The only Western nation to make a really fair commitment to emissions reductions is the E.U., which has pledged a 40 percent reduction from 1990 levels by 2030. Absent such strong commitments from everyone, it’s hard to get buy-in from anyone, since there isn’t much climate benefit to reducing your emissions unless everyone else does too. And so non-Western big climate polluters are following China’s lead and being coy.
India is sending mixed signals. On the one hand, Indian Prime Minister Narendra Modi acknowledges the importance of addressing climate change. India plans to increase its solar energy capacity to 100 gigawatts and its wind capacity to 60 gigawatts by 2022. But at the same time, it is doubling its coal production to over 1 billion tons per year, which could surpass even China’s. (This is despite the fact that India’s cities already suffer from some of the worst particulate pollution in the world.) And although India has a carbon tax, it’s low — especially for coal. President Obama reportedly hoped to make a joint announcement with Modi on climate when Obama visited India in January, but was unable to persuade Modi to do so. Modi contends that the U.S., given its greater wealth and much bigger historical emissions, should offer bigger cuts of its own before calling on India to get in the game.
Japan is also giving climate hawks reason to worry. Since the disastrous Fukushima nuclear plant meltdown, Japan has shuttered its nuclear plants and shifted back toward coal and natural gas. As a result, it is likely to have underwhelming climate action targets, although they have not been announced yet. The Japanese press reports that their government will unveil in June a target of a 20 percent reduction from either 2005 or 2013 levels by 2030. Climate Action Tracker writes, “If the Japanese government were to announce this target, it would rate as ‘inadequate’: if all countries adopted this level of ambition warming would likely exceed 3–4°C in the 21st century.”

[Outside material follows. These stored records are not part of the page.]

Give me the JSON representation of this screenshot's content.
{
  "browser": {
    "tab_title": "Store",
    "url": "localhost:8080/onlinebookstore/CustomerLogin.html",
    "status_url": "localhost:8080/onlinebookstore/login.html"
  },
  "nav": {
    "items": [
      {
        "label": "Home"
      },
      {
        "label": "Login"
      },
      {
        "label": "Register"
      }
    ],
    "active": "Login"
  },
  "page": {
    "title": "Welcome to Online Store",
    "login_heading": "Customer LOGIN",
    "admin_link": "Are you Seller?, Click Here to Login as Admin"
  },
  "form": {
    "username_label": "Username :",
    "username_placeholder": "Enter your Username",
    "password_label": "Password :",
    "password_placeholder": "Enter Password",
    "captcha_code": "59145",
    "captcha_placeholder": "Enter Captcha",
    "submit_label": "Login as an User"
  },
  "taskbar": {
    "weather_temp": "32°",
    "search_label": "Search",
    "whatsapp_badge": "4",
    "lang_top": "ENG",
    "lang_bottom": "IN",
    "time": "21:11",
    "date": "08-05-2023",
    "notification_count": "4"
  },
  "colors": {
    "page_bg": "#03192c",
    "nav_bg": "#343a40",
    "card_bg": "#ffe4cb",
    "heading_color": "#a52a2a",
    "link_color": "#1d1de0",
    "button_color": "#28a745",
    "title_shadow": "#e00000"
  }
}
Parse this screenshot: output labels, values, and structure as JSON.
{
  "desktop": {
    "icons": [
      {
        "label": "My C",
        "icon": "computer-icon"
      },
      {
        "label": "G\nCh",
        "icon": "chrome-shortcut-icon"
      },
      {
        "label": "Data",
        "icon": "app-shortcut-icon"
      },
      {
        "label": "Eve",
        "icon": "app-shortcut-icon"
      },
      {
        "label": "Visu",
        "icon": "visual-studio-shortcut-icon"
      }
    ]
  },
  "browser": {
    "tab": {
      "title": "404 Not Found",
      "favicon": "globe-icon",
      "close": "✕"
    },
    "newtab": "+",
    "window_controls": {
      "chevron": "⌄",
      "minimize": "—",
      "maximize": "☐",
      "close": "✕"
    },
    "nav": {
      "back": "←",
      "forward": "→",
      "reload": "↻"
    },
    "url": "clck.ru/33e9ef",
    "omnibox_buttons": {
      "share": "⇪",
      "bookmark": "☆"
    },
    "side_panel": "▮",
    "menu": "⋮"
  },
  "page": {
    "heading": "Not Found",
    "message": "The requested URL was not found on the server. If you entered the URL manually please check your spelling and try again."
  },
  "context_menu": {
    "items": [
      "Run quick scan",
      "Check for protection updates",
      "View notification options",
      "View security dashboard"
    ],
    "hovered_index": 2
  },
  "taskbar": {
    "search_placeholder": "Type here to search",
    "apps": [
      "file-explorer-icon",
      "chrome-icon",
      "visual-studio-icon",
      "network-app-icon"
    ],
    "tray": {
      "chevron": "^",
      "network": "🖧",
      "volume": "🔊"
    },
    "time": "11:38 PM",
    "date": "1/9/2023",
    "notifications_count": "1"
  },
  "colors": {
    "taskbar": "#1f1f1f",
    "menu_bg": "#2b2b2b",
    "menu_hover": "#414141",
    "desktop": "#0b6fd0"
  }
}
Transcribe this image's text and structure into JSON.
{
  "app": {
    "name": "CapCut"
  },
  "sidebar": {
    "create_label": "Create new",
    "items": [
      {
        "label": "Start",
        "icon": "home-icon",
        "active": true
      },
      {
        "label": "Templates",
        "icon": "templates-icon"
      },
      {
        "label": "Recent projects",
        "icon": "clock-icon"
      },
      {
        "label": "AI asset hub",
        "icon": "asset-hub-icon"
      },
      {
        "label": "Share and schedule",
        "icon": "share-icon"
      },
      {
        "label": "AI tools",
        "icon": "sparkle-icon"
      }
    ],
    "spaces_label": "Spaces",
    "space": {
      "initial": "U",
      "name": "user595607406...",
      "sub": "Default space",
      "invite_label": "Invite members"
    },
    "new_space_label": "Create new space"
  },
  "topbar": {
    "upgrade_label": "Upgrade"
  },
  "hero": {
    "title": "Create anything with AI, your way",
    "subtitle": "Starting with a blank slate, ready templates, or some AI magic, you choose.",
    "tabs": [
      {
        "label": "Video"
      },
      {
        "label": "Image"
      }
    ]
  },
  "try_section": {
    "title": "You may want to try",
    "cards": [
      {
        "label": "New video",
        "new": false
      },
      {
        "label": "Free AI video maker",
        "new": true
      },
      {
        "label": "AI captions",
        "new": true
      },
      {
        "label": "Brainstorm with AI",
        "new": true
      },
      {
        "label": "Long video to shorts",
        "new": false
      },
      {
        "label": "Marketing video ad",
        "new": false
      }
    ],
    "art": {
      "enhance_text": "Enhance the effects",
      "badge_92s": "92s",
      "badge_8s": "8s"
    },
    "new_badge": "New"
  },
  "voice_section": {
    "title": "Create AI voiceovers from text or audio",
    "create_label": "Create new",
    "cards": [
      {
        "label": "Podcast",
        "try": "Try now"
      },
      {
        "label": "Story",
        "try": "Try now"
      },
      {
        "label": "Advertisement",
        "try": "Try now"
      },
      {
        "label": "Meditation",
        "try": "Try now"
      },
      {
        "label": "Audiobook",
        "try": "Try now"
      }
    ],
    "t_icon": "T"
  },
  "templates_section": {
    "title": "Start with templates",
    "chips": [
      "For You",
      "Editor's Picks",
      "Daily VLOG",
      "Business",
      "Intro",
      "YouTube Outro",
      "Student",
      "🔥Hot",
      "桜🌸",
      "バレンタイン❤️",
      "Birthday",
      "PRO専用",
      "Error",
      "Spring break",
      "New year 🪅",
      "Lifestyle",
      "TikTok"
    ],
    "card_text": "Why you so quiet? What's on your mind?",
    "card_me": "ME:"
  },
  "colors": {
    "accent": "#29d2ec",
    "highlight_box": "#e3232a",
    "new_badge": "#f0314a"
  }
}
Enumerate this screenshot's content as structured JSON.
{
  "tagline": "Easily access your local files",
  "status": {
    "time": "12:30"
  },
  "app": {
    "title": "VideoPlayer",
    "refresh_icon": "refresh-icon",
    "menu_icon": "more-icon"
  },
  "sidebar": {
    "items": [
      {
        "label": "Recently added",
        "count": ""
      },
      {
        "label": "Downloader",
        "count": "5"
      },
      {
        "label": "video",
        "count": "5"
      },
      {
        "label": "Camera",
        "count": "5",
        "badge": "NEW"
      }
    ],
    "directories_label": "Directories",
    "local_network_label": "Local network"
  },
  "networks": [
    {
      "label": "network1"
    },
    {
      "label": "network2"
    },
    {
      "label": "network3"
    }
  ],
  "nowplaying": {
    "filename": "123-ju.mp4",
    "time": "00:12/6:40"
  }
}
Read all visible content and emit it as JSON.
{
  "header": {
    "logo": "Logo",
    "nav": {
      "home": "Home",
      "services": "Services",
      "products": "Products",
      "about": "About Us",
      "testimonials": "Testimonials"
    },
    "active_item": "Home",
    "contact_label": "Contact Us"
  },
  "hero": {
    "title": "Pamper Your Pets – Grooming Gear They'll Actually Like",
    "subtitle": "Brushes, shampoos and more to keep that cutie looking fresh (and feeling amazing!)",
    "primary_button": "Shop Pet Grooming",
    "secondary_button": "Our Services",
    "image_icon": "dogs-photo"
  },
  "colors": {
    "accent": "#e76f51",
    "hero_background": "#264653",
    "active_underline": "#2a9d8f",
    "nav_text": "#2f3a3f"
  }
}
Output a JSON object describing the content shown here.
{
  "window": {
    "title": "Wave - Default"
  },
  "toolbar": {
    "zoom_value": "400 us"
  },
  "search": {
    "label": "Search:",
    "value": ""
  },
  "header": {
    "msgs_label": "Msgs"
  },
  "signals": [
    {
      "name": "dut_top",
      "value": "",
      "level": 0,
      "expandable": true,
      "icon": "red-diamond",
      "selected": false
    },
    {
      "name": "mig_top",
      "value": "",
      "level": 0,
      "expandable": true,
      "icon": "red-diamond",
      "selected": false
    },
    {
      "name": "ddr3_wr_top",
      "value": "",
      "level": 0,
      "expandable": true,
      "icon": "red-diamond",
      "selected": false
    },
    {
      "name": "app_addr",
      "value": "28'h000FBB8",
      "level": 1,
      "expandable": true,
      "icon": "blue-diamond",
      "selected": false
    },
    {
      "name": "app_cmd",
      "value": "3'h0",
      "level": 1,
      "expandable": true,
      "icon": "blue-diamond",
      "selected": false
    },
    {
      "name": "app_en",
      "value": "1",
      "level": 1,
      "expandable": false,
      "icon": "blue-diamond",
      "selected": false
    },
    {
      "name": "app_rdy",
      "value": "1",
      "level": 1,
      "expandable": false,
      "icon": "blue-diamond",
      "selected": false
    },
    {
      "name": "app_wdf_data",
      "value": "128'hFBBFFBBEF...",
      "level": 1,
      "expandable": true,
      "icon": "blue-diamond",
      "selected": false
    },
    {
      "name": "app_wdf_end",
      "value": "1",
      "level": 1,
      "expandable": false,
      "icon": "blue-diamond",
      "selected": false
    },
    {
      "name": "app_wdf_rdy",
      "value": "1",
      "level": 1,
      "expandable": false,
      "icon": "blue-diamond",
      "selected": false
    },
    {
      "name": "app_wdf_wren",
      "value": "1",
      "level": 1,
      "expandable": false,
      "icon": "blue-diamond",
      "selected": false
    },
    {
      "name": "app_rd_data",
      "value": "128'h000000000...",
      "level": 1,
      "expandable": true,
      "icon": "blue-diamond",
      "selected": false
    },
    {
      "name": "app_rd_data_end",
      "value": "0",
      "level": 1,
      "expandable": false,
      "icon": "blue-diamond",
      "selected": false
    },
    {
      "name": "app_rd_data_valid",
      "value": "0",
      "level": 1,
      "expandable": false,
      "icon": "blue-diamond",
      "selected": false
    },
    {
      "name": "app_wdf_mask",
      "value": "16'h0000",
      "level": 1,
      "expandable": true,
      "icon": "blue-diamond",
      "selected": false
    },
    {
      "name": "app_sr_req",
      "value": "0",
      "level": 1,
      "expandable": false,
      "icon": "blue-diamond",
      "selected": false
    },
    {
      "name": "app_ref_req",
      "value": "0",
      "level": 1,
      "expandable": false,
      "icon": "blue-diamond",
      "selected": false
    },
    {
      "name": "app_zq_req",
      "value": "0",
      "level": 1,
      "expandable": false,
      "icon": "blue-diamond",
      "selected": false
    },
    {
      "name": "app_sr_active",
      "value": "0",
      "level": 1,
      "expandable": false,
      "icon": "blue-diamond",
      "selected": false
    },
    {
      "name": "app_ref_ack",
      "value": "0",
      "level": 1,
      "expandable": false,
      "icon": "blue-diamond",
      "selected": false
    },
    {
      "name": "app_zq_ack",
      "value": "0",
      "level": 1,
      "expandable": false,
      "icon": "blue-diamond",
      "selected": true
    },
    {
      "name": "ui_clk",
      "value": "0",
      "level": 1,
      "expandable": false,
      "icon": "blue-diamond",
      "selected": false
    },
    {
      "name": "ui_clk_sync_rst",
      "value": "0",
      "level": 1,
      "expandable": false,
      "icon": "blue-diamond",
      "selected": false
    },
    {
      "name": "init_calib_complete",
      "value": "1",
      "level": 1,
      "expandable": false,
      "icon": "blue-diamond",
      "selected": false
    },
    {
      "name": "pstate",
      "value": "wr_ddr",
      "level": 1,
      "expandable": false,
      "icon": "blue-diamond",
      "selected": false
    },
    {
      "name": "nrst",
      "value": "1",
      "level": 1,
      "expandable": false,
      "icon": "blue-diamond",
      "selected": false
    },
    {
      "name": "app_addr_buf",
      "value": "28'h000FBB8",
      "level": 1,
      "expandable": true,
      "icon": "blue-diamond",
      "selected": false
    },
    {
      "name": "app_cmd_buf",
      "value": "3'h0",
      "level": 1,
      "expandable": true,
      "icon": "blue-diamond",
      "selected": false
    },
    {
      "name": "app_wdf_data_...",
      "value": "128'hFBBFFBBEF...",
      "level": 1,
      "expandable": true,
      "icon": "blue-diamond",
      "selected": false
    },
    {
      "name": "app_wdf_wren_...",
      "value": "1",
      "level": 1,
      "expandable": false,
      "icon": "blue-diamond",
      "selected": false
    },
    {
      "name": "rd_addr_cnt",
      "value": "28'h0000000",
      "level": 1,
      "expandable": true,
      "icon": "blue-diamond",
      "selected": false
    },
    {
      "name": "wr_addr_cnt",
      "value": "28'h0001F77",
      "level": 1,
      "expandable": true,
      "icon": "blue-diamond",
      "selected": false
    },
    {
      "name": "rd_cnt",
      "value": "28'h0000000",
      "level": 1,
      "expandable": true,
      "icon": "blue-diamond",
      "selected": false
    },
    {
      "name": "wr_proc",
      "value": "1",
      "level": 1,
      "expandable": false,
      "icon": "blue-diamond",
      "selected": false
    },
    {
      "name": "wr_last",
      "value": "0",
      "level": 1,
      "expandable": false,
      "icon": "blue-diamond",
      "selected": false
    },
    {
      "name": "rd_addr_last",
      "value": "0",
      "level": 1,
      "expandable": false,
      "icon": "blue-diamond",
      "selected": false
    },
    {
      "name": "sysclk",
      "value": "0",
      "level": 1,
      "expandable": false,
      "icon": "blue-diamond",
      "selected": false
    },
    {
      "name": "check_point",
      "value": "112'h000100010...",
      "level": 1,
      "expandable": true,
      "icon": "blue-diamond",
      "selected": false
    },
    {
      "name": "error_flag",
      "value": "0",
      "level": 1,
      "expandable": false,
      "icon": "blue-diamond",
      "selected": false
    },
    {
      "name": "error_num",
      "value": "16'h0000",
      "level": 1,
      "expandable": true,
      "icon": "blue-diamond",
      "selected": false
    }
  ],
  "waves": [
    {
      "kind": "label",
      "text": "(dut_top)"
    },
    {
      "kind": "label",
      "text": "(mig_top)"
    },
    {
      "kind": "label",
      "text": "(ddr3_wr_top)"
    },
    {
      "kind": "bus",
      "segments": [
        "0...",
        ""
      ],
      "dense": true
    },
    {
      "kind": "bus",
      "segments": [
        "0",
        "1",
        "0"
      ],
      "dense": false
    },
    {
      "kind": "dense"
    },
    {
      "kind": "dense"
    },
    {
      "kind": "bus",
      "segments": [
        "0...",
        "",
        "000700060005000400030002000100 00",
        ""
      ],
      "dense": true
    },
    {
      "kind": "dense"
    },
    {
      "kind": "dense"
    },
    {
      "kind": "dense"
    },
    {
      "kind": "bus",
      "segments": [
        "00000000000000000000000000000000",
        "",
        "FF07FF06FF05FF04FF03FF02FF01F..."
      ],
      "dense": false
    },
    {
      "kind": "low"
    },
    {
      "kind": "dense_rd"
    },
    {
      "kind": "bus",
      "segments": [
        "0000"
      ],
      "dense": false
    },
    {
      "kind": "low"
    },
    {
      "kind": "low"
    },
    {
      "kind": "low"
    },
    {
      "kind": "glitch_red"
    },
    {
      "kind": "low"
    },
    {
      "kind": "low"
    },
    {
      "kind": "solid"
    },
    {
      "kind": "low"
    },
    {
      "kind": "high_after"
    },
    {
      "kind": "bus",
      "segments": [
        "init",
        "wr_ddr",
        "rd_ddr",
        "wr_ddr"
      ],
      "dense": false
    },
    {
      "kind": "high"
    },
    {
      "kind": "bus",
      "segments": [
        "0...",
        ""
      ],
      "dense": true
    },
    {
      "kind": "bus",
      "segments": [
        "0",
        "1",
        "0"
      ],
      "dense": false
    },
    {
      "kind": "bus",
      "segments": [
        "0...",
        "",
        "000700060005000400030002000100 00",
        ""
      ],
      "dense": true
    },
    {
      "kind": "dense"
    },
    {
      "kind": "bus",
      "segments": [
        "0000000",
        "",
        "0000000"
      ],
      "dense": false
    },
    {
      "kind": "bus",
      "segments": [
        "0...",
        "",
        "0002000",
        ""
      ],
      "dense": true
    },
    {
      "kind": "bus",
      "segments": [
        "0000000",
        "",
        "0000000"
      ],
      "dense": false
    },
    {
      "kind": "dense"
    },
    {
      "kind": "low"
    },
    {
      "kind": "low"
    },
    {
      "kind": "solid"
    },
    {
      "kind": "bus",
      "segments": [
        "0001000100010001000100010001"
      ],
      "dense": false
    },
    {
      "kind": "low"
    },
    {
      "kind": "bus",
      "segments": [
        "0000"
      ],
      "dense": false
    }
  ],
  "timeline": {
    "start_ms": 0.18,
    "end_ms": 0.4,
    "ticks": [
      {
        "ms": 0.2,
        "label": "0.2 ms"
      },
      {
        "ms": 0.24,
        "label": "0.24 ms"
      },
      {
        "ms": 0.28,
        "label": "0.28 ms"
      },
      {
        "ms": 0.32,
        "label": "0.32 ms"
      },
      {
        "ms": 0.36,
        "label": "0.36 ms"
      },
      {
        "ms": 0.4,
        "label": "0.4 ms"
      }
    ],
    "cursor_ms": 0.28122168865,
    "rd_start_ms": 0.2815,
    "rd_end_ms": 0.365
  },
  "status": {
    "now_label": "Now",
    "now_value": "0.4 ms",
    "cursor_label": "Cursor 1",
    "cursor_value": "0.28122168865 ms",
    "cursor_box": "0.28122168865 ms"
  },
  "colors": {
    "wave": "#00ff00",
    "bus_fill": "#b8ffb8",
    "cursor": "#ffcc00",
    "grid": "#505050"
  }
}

Russia, meanwhile, doesn’t even bother with coyness because President Vladimir Putin does not understand climate science and loves to thumb his nose at Europe and the U.S. So, while Russia actually has submitted its plan of action for climate change, it involves doing nothing. The country pledges to reduce emissions 30 percent from 1990 levels, but it is already emitting even less than that. Indeed, if it counts the carbon sinks of its huge forests, as it proposes to, Russia could actually significantly increase emissions from current levels under this proposal. Climate Action Tracker, unsurprisingly, labels this “inadequate” as well.
Still, a lot can happen, so none of this should get climate hawks too discouraged. Russia’s targets are only preliminary, and it says it is open to different ones depending on what happens in Paris.
And some close observers of Indian politics say that Modi may surprise people by turning out to be a climate hawk. He ended gasoline subsidies last year. As chief minister of the state of Gujarat he expanded solar power, and he’s now pushing to do the same nationally. Modi wants to triple India’s nuclear power generation capacity. And the particulate pollution in Delhi and other cities is so bad that public pressure might force him to move away from coal. Essentially, for India it all comes down to whether rich nations will help it bring clean electricity to the 400 million Indians who currently lack electricity altogether. The Washington Post reports that India will actually lay out two possible climate scenarios: one on what it can do alone, and another that “would be a more ambitious plan outlining moves that could be made with international financial support, technology exchanges and incentives.” If rich countries have the will, there is a way.